months of rain and grey skies we are finally seeing glimpses of a proper
spring. New lambs are in the fields and my garden, which has resembled a muddy
swamp for most of the winter, is now beginning to pop with colour. Even the
chickens, who have sulked in their coop for months, have begun to lay again. My
attempts to grow a variety of vegetables have been less successful, and it
appears that we’ll be living off courgettes and potatoes all summer as they are
so far the only survivors. Disappointing on a personal level, but with a supermarket
just around the corner it is hardly the end of the world.
A woman land worker sowing seeds. Images © The Imperial War Museum. Further reproduction prohibited without permission.
were, however, not that simple during the First World War, when Britain had to
face the fact that it only produced 35% of the food it consumed. The submarine
threat in the Atlantic meant that there was a real risk of severe food
shortages. Although Britain did resort to rationing in 1918, it made real
efforts to increase food production at home and, with dwindling numbers of able
men, had to turn to its new labour force. Over 250,000 women volunteered to
work on the land during the war, some of whom became members of the Women’s
Land Army and the lesser-known Forestry and Forage Corps. Among the Imperial War
Museum photograph collections in our upcoming resource, The First World War: Visual Perspectives and Narratives, are albums
dedicated to women’s work in agriculture and forestry. These offer a
fascinating insight into the tasks performed by women in food production, but
also the attitudes towards them. Farmers were reluctant to employ women as
there were doubts about their physical capabilities, and the government
attempted to address this by holding competitions in an array of agricultural
jobs, from hedging to ploughing.
Competitors in the ditching competition at the Whitehall Estate, Bishops Stratford, July 1917. Image © The Imperial War Museum. Further reproduction prohibited without permission.
This assertion that women were capable labourers is tempered by the other prevailing image of the 'land girls' – press and even official photographs seem keen to assuage any fears of competition for men by emphasising the workers' feminine qualities alongside their physical abilities. Land Army members were depicted in the Daily Mirror as 'wood nymphs of war time' and jolly girls participating in 'farm frolics', more morale-boosting than genuinely useful, and the Daily Mirror ran a competition for 'War Work Belles' in November 1918. In the photograph albums there is a divide between images of women actually performing agricultural tasks and others simply posing in fields looking pretty.

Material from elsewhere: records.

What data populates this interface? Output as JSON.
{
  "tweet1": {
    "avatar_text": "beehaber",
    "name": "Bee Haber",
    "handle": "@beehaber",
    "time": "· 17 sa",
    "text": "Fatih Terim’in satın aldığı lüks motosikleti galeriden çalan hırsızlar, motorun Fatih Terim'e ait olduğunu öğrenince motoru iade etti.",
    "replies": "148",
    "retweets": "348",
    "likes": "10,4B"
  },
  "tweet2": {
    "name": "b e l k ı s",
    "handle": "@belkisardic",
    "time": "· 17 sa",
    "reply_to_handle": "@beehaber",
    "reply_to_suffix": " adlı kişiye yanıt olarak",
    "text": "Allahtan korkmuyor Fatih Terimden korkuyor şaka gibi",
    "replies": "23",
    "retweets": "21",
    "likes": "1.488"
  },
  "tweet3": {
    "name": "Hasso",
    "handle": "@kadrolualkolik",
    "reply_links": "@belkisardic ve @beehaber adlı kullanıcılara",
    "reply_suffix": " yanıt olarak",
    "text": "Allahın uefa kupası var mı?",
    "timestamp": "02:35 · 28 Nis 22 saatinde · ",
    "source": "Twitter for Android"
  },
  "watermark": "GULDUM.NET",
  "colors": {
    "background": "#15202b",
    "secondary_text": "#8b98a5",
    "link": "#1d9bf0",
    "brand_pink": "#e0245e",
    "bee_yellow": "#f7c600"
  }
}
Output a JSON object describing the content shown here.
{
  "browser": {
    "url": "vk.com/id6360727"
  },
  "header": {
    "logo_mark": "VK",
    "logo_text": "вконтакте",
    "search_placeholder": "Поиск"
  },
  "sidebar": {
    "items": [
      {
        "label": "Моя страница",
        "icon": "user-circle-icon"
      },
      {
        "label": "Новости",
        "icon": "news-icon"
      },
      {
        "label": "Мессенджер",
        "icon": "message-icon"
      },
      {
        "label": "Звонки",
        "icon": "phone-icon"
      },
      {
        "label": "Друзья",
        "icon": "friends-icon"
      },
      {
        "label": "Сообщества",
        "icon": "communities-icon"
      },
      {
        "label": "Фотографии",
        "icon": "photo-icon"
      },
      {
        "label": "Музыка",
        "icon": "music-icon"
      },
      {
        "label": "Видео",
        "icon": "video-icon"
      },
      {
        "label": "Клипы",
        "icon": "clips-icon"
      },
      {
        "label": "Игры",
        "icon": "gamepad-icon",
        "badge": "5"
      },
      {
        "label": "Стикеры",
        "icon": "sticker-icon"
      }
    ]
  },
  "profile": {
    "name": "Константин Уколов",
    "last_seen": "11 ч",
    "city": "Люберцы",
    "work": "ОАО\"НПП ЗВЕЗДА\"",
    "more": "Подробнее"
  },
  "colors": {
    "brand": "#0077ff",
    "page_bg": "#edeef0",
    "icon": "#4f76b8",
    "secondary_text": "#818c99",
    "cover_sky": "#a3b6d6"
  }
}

An array of ‘graceful’, ‘captivating’ and ‘charming’ female labourers from the Daily Mirror, 2 November 1918. Published in Module 2, The First World War: Propaganda and Recruitment. Image © Mirrorpix. Further reproduction prohibited without permission.
their representation, it is undeniable that the WLA not only helped to feed the
country, it provided women with new possibilities and independence. Maybe it
isn’t too late to try again with my vegetables; I’ll just have to channel my inner
nymph and get back out there.
The woman fruit picker. Image © The Imperial War Museum. Further reproduction prohibited without permission.
More photographs of women’s roles during the First World
War, including the huge range of industrial and munitions jobs they carried out,
can be explored in the forthcoming resource The
First World War: Visual Perspectives and Narratives.